  • Netfile lets you file your tax return over the internet.
        Netfile telephone help line: 800-714-7257
  • Video tutorial on corporation tax returns
  • TaxTips.ca, including . . .
           CPP and EI rates for employee and employer from 2004 > present
  • CRA Payroll Deductions online calculator
  • CRA Disability Tax Credit
  • The Charities File - CRA help for smaller charities
  • Business Window - for GST/HST questions and information (including charities) -  800-959-5525
  • Charities GST HST Rebate claiming ( - from CRA site)
  • Equifax - check your personal credit report
  • EI refunds - If you employ family members, you don't need to deduct EI premiums for them.
  • Sharing income - goal or dream?
  • Currency conversion
  • $Cad vs $US trend chart and other currency trends.
  • Fuel consumption conversion
  • Disability Tax Credit
  • Registered Disability Savings Plan
  • Pay and benefits info for Federal Government employees
  • Studio Tax - Free Canadian tax returns.
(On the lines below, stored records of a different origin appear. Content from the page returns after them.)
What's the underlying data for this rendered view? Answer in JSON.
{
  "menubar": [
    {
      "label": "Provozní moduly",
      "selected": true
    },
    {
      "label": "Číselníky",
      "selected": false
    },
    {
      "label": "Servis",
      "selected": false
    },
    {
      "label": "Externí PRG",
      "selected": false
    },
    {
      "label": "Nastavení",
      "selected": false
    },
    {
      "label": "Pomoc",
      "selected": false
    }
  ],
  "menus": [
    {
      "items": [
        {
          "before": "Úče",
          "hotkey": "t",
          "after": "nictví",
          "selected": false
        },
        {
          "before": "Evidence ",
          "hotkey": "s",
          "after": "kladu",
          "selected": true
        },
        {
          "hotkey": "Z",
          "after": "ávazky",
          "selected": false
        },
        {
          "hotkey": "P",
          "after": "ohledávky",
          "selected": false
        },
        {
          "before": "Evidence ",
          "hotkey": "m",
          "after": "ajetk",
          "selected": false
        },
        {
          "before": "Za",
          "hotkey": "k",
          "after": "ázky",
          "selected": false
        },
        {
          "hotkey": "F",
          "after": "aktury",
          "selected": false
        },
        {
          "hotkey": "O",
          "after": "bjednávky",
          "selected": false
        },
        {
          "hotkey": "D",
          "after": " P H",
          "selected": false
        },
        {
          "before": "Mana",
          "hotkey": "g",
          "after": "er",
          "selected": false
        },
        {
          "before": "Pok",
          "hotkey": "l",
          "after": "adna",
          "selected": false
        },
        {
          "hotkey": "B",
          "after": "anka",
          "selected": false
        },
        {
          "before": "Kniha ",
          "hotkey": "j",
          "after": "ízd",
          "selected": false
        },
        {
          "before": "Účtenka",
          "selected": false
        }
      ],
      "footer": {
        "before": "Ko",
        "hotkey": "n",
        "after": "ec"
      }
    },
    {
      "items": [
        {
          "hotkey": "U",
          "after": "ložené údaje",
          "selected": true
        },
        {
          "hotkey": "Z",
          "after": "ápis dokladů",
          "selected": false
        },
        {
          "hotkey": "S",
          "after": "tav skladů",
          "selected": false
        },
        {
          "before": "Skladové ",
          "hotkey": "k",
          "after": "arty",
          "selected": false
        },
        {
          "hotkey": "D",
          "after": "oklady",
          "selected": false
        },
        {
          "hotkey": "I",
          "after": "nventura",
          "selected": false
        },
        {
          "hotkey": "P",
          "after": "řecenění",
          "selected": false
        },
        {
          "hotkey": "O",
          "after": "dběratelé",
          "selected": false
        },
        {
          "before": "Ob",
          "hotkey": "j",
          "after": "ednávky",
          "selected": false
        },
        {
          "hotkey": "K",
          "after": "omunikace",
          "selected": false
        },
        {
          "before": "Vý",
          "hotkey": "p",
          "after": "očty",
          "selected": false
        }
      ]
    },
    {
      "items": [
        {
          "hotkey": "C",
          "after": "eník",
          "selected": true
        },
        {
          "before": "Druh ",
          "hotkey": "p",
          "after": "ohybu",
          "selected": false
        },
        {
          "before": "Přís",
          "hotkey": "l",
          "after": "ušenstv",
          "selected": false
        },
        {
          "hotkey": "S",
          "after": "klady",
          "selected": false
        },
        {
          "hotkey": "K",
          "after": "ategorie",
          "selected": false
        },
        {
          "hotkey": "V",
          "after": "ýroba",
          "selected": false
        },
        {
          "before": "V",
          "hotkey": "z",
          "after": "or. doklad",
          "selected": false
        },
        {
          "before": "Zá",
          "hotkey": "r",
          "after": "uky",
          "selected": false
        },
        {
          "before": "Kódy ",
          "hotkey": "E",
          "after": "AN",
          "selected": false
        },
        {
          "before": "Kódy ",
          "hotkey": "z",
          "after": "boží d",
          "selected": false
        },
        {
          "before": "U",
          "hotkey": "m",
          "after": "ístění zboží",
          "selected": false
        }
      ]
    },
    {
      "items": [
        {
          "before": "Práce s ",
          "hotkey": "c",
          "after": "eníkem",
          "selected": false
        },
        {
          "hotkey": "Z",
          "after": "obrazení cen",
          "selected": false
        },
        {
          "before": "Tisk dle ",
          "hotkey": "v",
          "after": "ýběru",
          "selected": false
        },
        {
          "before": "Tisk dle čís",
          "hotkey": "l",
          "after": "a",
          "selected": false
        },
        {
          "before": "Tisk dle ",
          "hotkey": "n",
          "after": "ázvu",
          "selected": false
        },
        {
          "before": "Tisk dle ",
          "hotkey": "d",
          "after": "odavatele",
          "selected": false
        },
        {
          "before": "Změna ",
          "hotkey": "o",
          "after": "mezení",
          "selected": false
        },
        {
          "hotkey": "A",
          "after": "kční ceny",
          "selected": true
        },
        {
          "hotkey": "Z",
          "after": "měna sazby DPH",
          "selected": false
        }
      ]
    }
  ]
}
Works just fine for most individuals.
  • UFile tax returns on line. I have used this for many years.
  • UFile-T2 for corporations
  • KPMG Canada Tax On Line
  • Tax Calculators - Ernst & Young
  • Marginal tax rate and income tax calculators - Walter Harder
  • Turbo Tax (replaced Quick Tax, HomeTax and Cantax)
  • Grifftax - preparation over the web.
  • Dr Tax - for professional tax prep firms
  • The Exchange - find ATMs - ATM network
  • Municipal Property Asessment Corporation, MPAC
  • Service Ontario - Renew your driver's licence
  • New simplified tax form
  • Tony's financial planning dream

  • Investment Executive - newspaper for financial planners
  • Are you an ex-pat British Pensioner? Join CABP - Canadian Association of British Pensioners
  • Charitable giving - general concepts
  • Financial Planning